Filter the records below, keeping only lines with the string "初回請求月".

**Records provided**
"""

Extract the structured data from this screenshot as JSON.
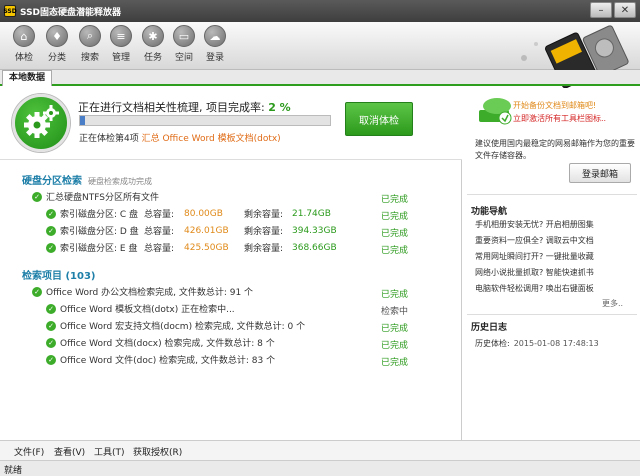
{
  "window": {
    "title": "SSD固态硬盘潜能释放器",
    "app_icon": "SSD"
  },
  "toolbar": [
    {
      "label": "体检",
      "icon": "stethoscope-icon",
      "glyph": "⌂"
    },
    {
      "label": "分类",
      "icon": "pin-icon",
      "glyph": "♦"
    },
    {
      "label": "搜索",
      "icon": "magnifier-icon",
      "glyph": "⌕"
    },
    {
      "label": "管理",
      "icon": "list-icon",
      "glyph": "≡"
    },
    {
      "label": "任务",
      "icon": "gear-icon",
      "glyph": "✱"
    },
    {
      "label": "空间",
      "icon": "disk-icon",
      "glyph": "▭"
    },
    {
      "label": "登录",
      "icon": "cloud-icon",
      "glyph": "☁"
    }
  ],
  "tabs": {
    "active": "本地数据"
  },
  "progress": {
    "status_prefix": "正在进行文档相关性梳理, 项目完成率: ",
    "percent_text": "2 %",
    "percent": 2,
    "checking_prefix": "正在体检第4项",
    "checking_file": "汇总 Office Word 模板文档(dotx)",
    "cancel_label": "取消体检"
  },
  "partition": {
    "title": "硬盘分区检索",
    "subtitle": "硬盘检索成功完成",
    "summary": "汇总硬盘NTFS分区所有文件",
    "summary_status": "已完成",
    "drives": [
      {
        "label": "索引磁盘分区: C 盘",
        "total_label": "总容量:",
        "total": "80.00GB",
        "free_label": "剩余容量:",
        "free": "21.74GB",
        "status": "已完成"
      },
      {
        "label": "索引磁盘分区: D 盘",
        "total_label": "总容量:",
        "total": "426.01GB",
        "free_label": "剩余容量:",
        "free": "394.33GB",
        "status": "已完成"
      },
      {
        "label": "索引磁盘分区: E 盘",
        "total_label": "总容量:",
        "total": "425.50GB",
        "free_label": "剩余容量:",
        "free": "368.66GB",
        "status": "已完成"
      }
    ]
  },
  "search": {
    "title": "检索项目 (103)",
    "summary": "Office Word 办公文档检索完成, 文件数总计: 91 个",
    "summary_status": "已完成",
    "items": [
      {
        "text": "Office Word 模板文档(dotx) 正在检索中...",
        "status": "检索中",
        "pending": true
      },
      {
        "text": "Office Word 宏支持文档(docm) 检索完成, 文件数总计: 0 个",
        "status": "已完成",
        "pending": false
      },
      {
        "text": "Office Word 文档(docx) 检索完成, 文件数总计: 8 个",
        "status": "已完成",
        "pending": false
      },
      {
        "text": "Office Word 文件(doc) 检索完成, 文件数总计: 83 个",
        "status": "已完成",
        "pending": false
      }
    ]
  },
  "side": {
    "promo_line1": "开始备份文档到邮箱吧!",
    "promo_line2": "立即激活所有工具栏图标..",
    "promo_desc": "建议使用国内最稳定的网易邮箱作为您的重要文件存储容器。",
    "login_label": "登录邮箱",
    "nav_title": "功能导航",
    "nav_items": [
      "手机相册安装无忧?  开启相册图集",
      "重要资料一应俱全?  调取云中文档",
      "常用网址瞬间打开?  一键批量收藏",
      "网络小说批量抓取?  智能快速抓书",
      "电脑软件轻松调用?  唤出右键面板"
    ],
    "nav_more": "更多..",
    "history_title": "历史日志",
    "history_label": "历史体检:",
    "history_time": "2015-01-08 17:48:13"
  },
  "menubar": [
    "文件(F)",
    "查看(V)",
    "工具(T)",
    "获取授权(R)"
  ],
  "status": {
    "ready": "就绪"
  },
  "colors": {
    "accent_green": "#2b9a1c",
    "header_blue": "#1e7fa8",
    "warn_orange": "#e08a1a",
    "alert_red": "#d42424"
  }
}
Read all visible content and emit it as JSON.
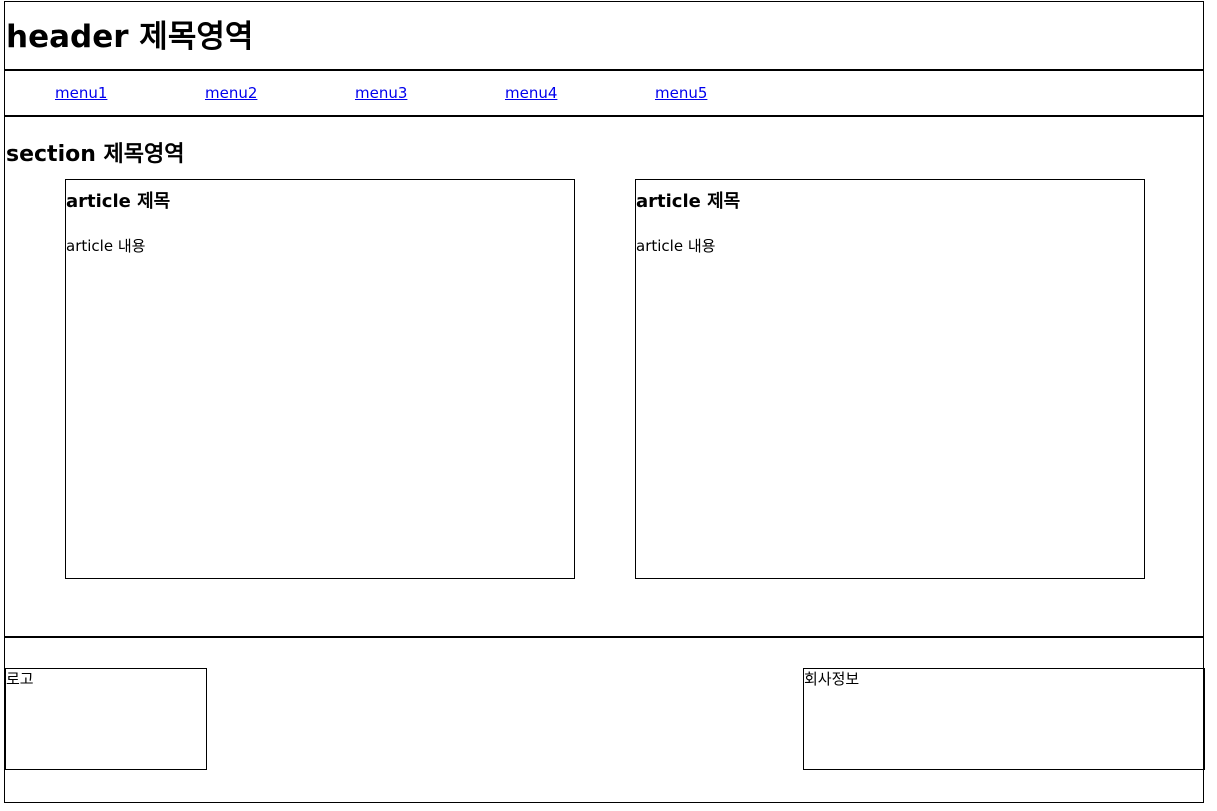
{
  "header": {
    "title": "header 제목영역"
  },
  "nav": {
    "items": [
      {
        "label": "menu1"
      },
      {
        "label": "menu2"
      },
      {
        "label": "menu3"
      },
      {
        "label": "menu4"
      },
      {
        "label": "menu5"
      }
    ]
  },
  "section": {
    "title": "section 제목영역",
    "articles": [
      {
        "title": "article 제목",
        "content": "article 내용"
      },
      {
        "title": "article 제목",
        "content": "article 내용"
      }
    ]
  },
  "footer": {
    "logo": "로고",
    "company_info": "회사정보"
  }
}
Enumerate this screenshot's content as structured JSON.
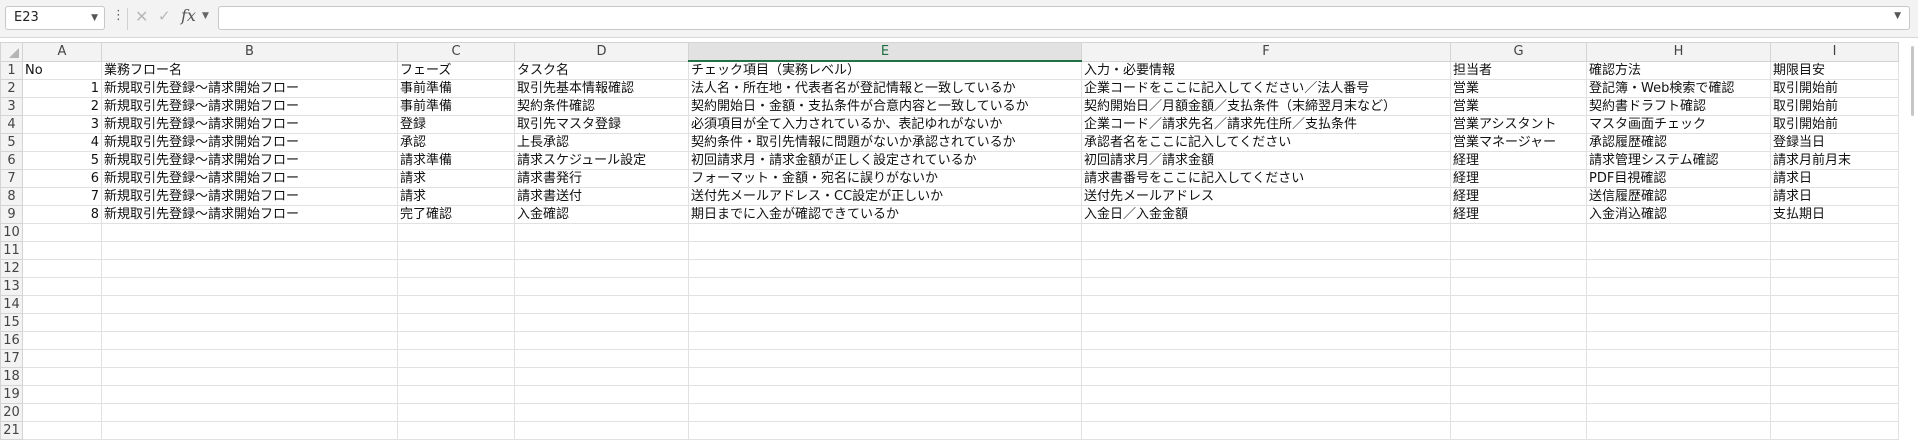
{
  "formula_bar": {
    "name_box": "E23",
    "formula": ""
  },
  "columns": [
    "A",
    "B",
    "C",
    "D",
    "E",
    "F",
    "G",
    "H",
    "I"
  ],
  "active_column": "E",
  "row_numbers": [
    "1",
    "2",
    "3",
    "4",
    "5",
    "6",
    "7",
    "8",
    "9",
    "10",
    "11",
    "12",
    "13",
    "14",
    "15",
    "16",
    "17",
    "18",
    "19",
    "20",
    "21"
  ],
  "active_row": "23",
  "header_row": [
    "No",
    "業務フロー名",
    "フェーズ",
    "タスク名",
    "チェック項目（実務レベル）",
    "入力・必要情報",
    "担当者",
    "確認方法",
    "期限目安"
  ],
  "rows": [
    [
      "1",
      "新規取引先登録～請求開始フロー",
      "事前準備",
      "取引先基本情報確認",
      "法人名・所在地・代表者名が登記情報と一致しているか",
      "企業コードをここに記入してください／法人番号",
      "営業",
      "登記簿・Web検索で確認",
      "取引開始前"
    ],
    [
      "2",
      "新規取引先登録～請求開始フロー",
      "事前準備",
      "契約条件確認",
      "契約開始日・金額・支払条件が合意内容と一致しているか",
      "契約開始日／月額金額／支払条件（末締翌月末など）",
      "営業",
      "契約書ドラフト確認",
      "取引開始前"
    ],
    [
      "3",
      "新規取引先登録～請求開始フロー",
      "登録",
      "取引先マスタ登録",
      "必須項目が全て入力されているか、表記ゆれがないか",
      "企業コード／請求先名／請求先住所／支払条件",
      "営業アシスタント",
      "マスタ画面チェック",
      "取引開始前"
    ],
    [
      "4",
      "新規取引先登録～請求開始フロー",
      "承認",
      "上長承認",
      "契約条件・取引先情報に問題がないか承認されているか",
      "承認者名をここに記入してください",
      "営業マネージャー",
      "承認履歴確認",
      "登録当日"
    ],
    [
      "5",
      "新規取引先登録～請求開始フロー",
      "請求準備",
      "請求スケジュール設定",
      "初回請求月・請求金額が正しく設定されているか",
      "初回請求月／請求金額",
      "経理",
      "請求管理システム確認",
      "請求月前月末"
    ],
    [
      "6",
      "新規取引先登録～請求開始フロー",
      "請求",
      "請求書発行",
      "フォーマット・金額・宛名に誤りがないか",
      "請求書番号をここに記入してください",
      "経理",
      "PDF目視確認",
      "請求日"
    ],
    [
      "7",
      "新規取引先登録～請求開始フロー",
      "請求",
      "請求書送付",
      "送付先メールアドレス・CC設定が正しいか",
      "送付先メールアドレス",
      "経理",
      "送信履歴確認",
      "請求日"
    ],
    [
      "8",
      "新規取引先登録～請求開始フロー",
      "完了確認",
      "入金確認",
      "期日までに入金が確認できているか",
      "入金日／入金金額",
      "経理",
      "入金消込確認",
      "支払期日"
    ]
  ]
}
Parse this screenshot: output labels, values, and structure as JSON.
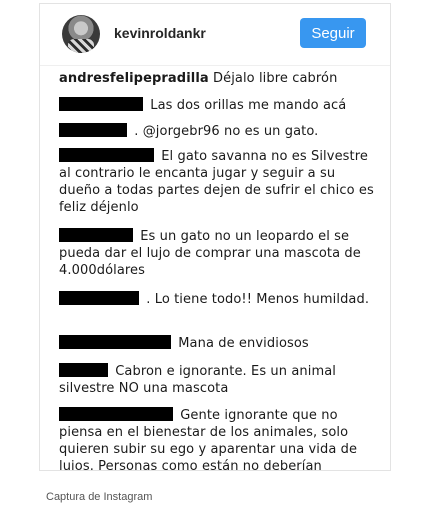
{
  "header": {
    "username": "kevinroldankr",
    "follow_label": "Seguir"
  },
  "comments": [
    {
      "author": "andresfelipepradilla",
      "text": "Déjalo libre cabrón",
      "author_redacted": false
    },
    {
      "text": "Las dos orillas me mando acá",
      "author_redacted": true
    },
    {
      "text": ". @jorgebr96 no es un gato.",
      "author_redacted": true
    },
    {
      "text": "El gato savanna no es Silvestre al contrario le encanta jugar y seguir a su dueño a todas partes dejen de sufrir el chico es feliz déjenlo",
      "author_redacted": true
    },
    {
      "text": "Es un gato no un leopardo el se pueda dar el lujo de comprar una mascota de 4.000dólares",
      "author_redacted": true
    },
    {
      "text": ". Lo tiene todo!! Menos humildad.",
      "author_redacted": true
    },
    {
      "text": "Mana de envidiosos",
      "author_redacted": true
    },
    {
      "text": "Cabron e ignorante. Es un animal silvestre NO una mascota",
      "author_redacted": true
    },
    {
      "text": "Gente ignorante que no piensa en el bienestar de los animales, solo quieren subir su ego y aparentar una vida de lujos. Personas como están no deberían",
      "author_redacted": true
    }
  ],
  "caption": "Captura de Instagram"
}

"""

**Result for this task**
      "初回請求月・請求金額が正しく設定されているか",
      "初回請求月／請求金額",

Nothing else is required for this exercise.